An editorialist named Eric P. Lucas says in Friday's Los Angeles Times that since Heath Ledger's death was the result of his own recklessness, he therefore should not win an Oscar for his performance in The Dark Knight.

"It's time to stop the canonization of Heath Ledger," Lucas begins. "He's just a pretty good actor who did away with himself and broke the hearts of his family and friends, and he shouldn't get an Academy Award to memorialize his death. ... Each year more than 100,000 Americans die of alcohol or drug abuse. It would be madness to commemorate one such death with the greatest honor in cinema. Please give the Academy Award to someone who's had the courage to stick around."

Lucas asserts that Ledger's performance isn't all that great anyway -- "a can-can dance of snuffling pseudo-psychopathia," he calls it -- but that's irrelevant to his larger point. It would seem that even if Ledger's Joker truly did represent the finest acting of the year, his personal behavior should disqualify him from Oscar consideration.

To Lucas I say this: Wanna watch me make this pencil disappear?

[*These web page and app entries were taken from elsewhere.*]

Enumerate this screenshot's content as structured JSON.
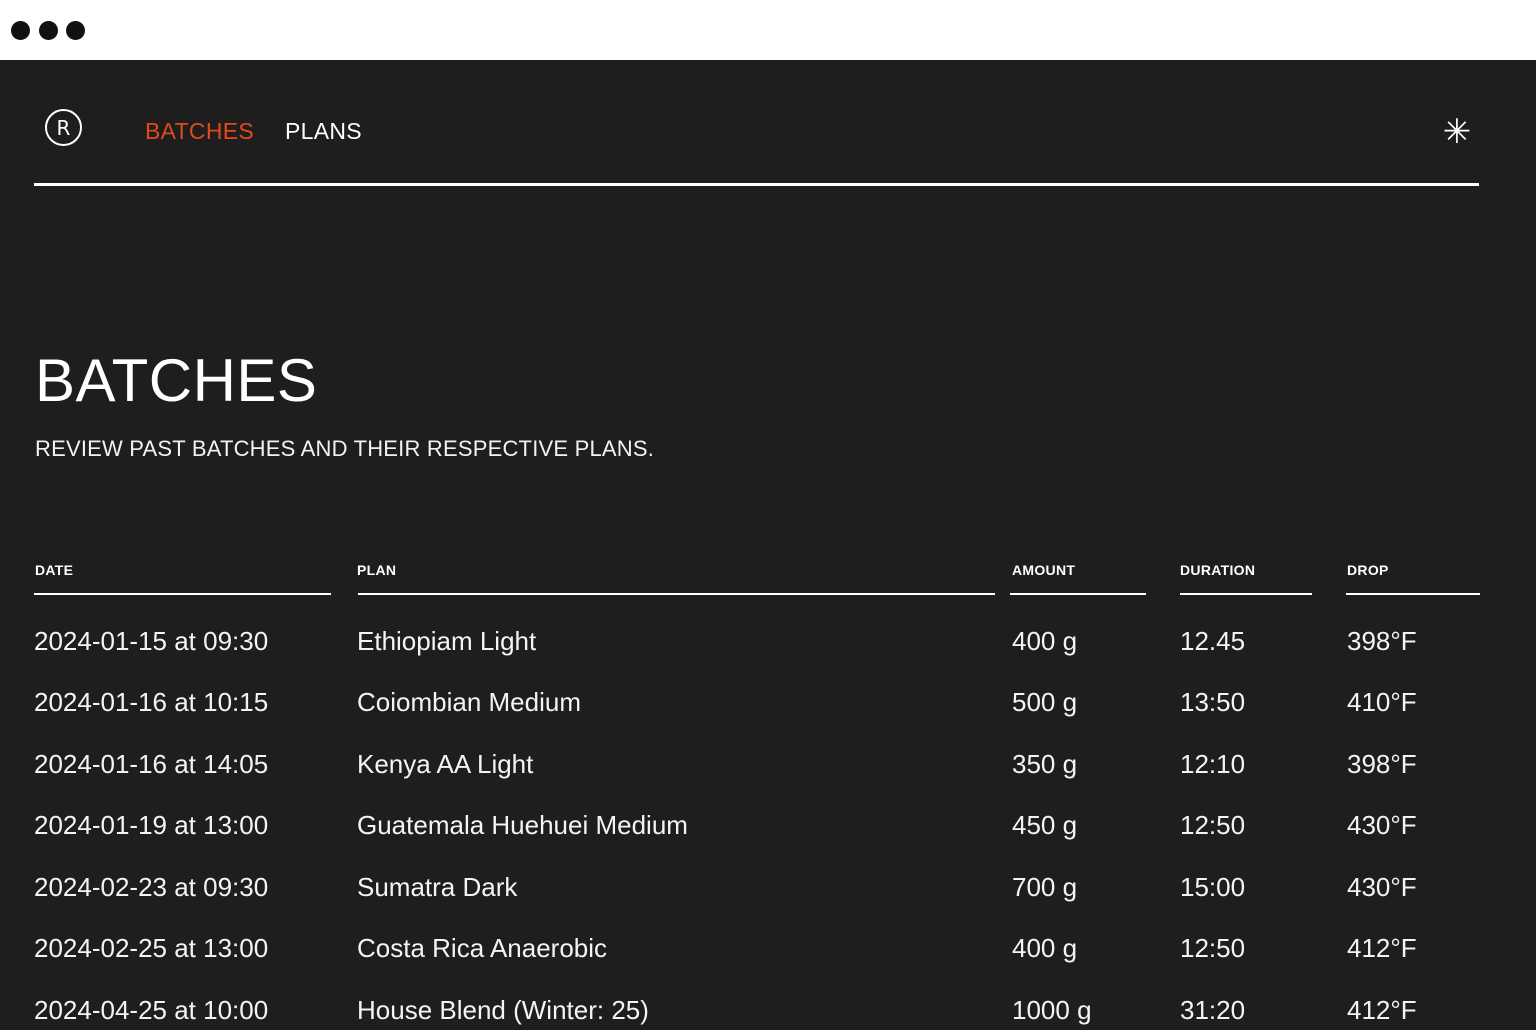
{
  "logo": {
    "glyph": "R"
  },
  "nav": {
    "items": [
      {
        "label": "BATCHES",
        "active": true
      },
      {
        "label": "PLANS",
        "active": false
      }
    ],
    "theme_toggle_icon": "asterisk-icon",
    "active_color": "#e04a1c"
  },
  "page": {
    "title": "BATCHES",
    "subtitle": "REVIEW PAST BATCHES AND THEIR RESPECTIVE PLANS."
  },
  "table": {
    "columns": [
      "DATE",
      "PLAN",
      "AMOUNT",
      "DURATION",
      "DROP"
    ],
    "rows": [
      [
        "2024-01-15 at 09:30",
        "Ethiopiam Light",
        "400 g",
        "12.45",
        "398°F"
      ],
      [
        "2024-01-16 at 10:15",
        "Coiombian Medium",
        "500 g",
        "13:50",
        "410°F"
      ],
      [
        "2024-01-16 at 14:05",
        "Kenya AA Light",
        "350 g",
        "12:10",
        "398°F"
      ],
      [
        "2024-01-19 at 13:00",
        "Guatemala Huehuei Medium",
        "450 g",
        "12:50",
        "430°F"
      ],
      [
        "2024-02-23 at 09:30",
        "Sumatra Dark",
        "700 g",
        "15:00",
        "430°F"
      ],
      [
        "2024-02-25 at 13:00",
        "Costa Rica Anaerobic",
        "400 g",
        "12:50",
        "412°F"
      ],
      [
        "2024-04-25 at 10:00",
        "House Blend (Winter: 25)",
        "1000 g",
        "31:20",
        "412°F"
      ]
    ]
  }
}
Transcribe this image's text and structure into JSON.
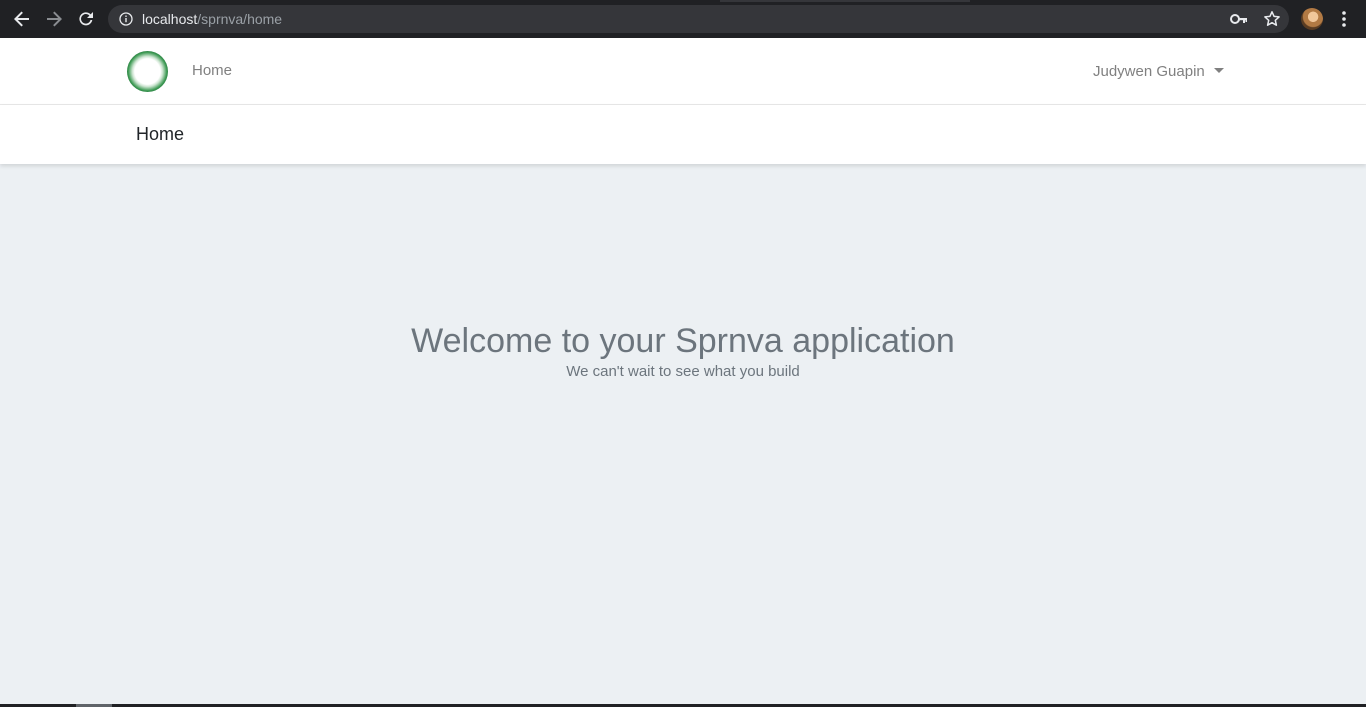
{
  "browser": {
    "url_host": "localhost",
    "url_path": "/sprnva/home",
    "icons": {
      "back": "arrow-left-icon",
      "forward": "arrow-right-icon",
      "reload": "reload-icon",
      "info": "info-icon",
      "key": "key-icon",
      "star": "star-icon",
      "menu": "more-vert-icon"
    }
  },
  "navbar": {
    "home_link": "Home",
    "user_name": "Judywen Guapin",
    "logo": "brand-logo-ring"
  },
  "page_header": {
    "title": "Home"
  },
  "main": {
    "heading": "Welcome to your Sprnva application",
    "subheading": "We can't wait to see what you build"
  },
  "colors": {
    "browser_bg": "#202124",
    "omnibox_bg": "#35363a",
    "page_bg": "#ecf0f3",
    "muted_text": "#6c757d",
    "brand_green": "#0e5a28"
  }
}
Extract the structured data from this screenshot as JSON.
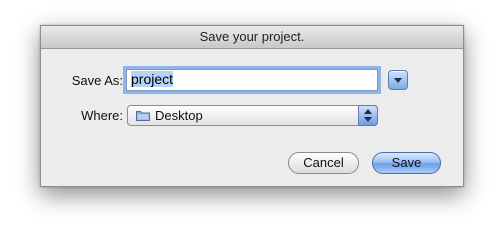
{
  "dialog": {
    "title": "Save your project.",
    "save_as_label": "Save As:",
    "save_as_value": "project",
    "where_label": "Where:",
    "where_value": "Desktop",
    "where_icon": "folder-icon",
    "disclosure_icon": "chevron-down-icon",
    "stepper_icon": "up-down-arrows-icon"
  },
  "buttons": {
    "cancel_label": "Cancel",
    "save_label": "Save"
  },
  "colors": {
    "accent_blue": "#6d9ee8",
    "focus_ring": "#8fb4e8",
    "dialog_bg": "#ececec"
  }
}
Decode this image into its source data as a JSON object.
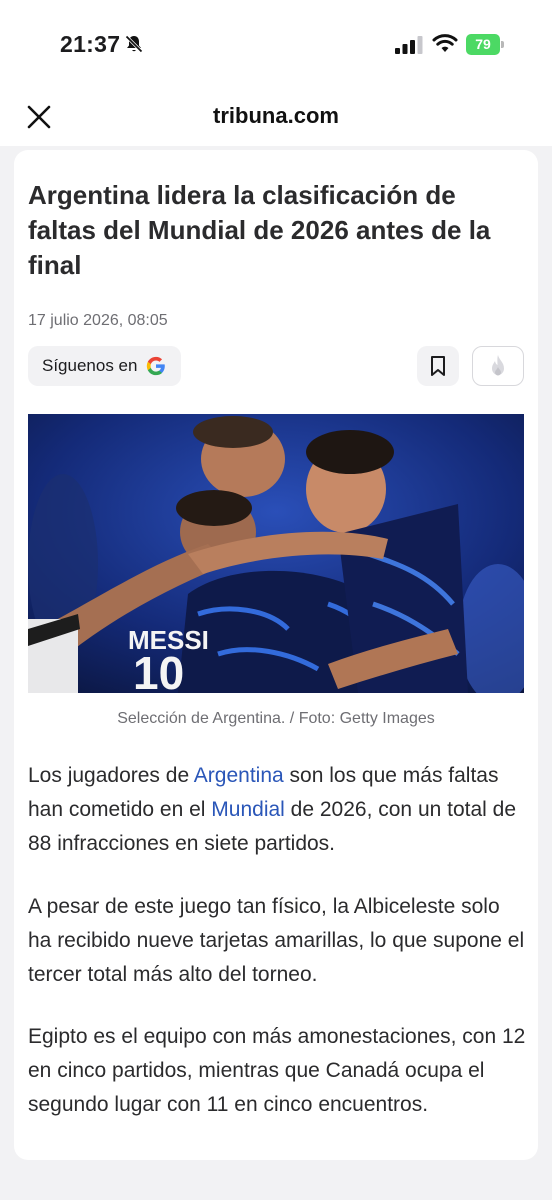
{
  "status_bar": {
    "time": "21:37",
    "battery": "79",
    "icons": [
      "bell-muted-icon",
      "cellular-signal-icon",
      "wifi-icon",
      "battery-charging-icon"
    ]
  },
  "header": {
    "close_icon": "close-icon",
    "site": "tribuna.com"
  },
  "article": {
    "title": "Argentina lidera la clasificación de faltas del Mundial de 2026 antes de la final",
    "date": "17 julio 2026, 08:05",
    "follow_label": "Síguenos en",
    "follow_icon": "google-icon",
    "bookmark_icon": "bookmark-icon",
    "reaction_icon": "fire-icon",
    "image_caption": "Selección de Argentina. / Foto: Getty Images",
    "paragraphs": {
      "p1": {
        "t1": "Los jugadores de ",
        "link1": "Argentina",
        "t2": " son los que más faltas han cometido en el ",
        "link2": "Mundial",
        "t3": " de 2026, con un total de 88 infracciones en siete partidos."
      },
      "p2": "A pesar de este juego tan físico, la Albiceleste solo ha recibido nueve tarjetas amarillas, lo que supone el tercer total más alto del torneo.",
      "p3": "Egipto es el equipo con más amonestaciones, con 12 en cinco partidos, mientras que Canadá ocupa el segundo lugar con 11 en cinco encuentros."
    }
  },
  "colors": {
    "link": "#2a56b8",
    "battery": "#4cd964",
    "background": "#f2f2f4"
  }
}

I actually agree with a lot of what he writes about how certain people's drug- or alcohol-fueled deaths make them more iconic than they would have been otherwise. Did Kurt Cobain's suicide rob my generation of its greatest poet? Nah. I think the only group that really suffered a major loss when Cobain died was the heroin industry. And I think it's silly when people talk about getting emotional when they see Ledger in The Dark Knight, as if the death of someone they never met still makes them misty-eyed all these months later. So let it not be said that I am not a heartless bastard.